The motivation for taking this step from particular to generalized moral judgments is not merely fellow feeling for Hume. This is a widely shared misunderstanding based on centuries of oversimplified secondary accounts of Hume's view. True, morality per se could not exist without fellow feeling for Hume – but it is not fellow feeling alone that motivates the next step from particular to universalized fellow feeling. What motivates taking that additional step is the "love of truth." I have argued in several places that this "love of truth" is a non-controversial part of human and even lower-mammalian emotional systems. It is grounded in the "exploratory drive," which many neuropsychologists have known for the past five decades (at least) is independent of other motivational systems. For example, Jaak Panksepp in Affective Neuroscience (among other places) presents massive evidence for the independence of his "SEEKING system" (which includes the traditional "exploratory drive") in the emotional brain. Animals want to explore their environment (i.e., to find out the truth about it) whether an immediate consummatory reward results from the exploratory discoveries or not. They are naturally hardwired to want to learn about their environment. In the case of humans, we have this same drive, but are better equipped to discover truths about aspects of reality that are not perceptually staring us in the face at the moment.

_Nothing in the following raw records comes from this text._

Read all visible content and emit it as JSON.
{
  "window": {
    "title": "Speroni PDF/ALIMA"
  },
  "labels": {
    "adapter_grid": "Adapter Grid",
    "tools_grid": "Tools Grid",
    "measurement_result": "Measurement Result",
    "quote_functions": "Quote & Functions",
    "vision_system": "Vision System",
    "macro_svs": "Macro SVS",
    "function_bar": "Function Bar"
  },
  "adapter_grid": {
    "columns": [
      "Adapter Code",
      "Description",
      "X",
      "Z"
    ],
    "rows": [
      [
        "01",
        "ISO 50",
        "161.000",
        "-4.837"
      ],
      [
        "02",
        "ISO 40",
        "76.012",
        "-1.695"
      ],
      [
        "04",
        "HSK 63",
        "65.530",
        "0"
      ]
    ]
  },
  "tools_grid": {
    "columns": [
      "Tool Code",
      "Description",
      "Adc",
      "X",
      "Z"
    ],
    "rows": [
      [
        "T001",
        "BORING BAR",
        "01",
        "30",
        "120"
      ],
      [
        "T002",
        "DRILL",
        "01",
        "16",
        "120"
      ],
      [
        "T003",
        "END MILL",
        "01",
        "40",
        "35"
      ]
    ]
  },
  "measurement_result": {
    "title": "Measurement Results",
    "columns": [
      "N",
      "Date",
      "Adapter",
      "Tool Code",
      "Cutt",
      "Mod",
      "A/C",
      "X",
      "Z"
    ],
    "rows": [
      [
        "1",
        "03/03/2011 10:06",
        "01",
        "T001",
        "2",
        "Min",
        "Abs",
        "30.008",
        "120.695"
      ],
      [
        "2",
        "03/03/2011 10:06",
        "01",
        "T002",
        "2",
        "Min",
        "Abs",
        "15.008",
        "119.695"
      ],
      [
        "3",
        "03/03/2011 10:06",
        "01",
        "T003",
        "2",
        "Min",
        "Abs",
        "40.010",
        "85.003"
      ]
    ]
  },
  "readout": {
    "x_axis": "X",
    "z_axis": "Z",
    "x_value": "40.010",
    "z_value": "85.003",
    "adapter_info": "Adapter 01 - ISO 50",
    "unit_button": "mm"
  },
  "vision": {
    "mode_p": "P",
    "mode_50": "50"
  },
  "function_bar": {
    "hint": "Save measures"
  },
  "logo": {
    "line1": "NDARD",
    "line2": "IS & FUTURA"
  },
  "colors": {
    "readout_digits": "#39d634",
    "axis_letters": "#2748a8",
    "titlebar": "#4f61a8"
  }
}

What motivates us to try to learn the truth is the same as for lower mammals – neither a selfish desire for consummatory pleasure, nor an altruistic feeling toward others, but (aside from those two motives, which we also have) an endogenous and relatively independent exploratory drive. For that reason, it is not necessary, in my view, to insist that fellow feeling is the essential motivation for morality. It is a necessary but not sufficient part of the motivation that must be there if we are to have any non-trivial account of ethics. By non-trivial, I mean an account in which we are told more than simply "you should do whatever you are motivated to do." What the love of truth adds is a requirement that we think rationally, and be prepared to have the results of the inquiry determined by the rational process, as opposed to allowing our initial feelings to dictate the outcome of the inquiry. The love of truth says, in essence, "find out whether it is better to do X or Y and, whichever it is, do it." A purely fellow-feeling-driven account, as I take it, says "if you are more strongly motivated to do X than Y, then X is what you ought to do."
© 2009 Ralph D. Ellis

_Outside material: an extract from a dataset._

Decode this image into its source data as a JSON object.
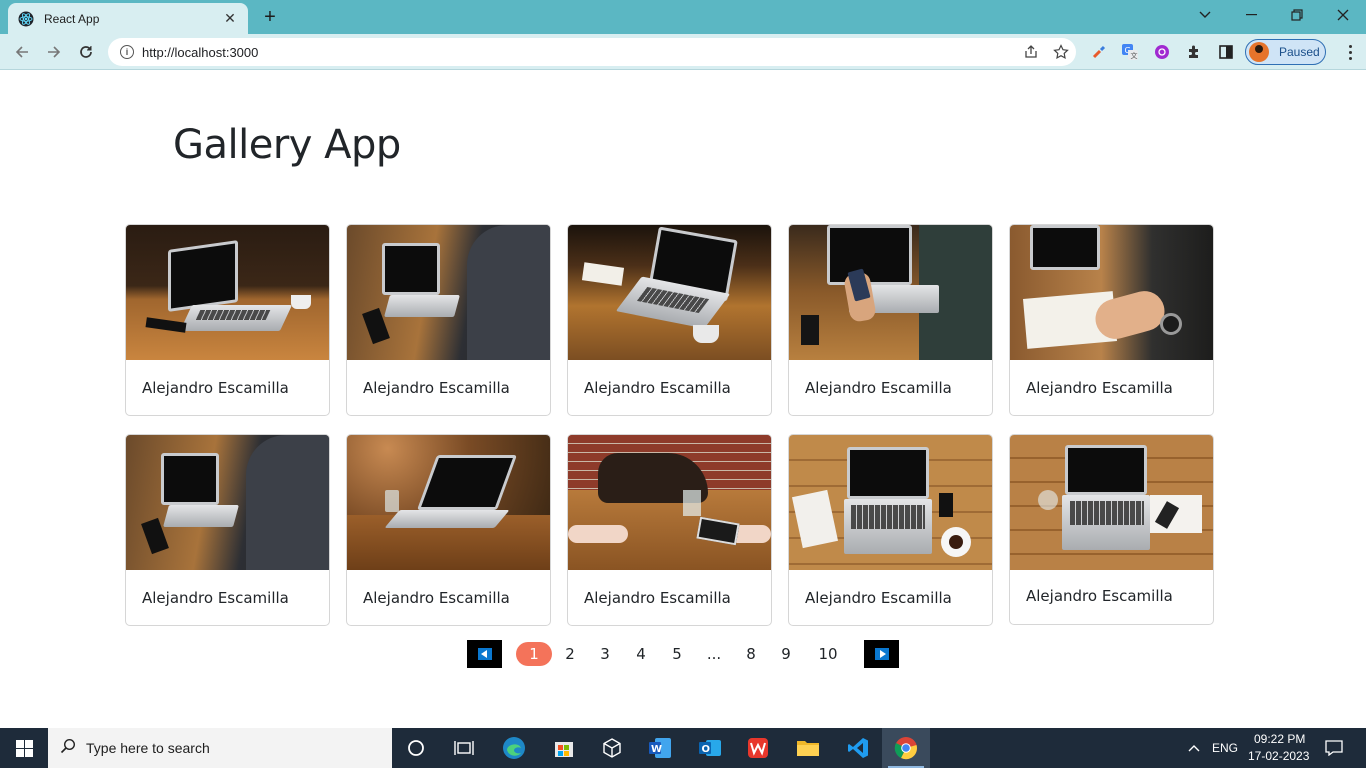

Ralph D. Ellis, Ph.D., Department of Religion and Philosophy, Clark Atlanta University.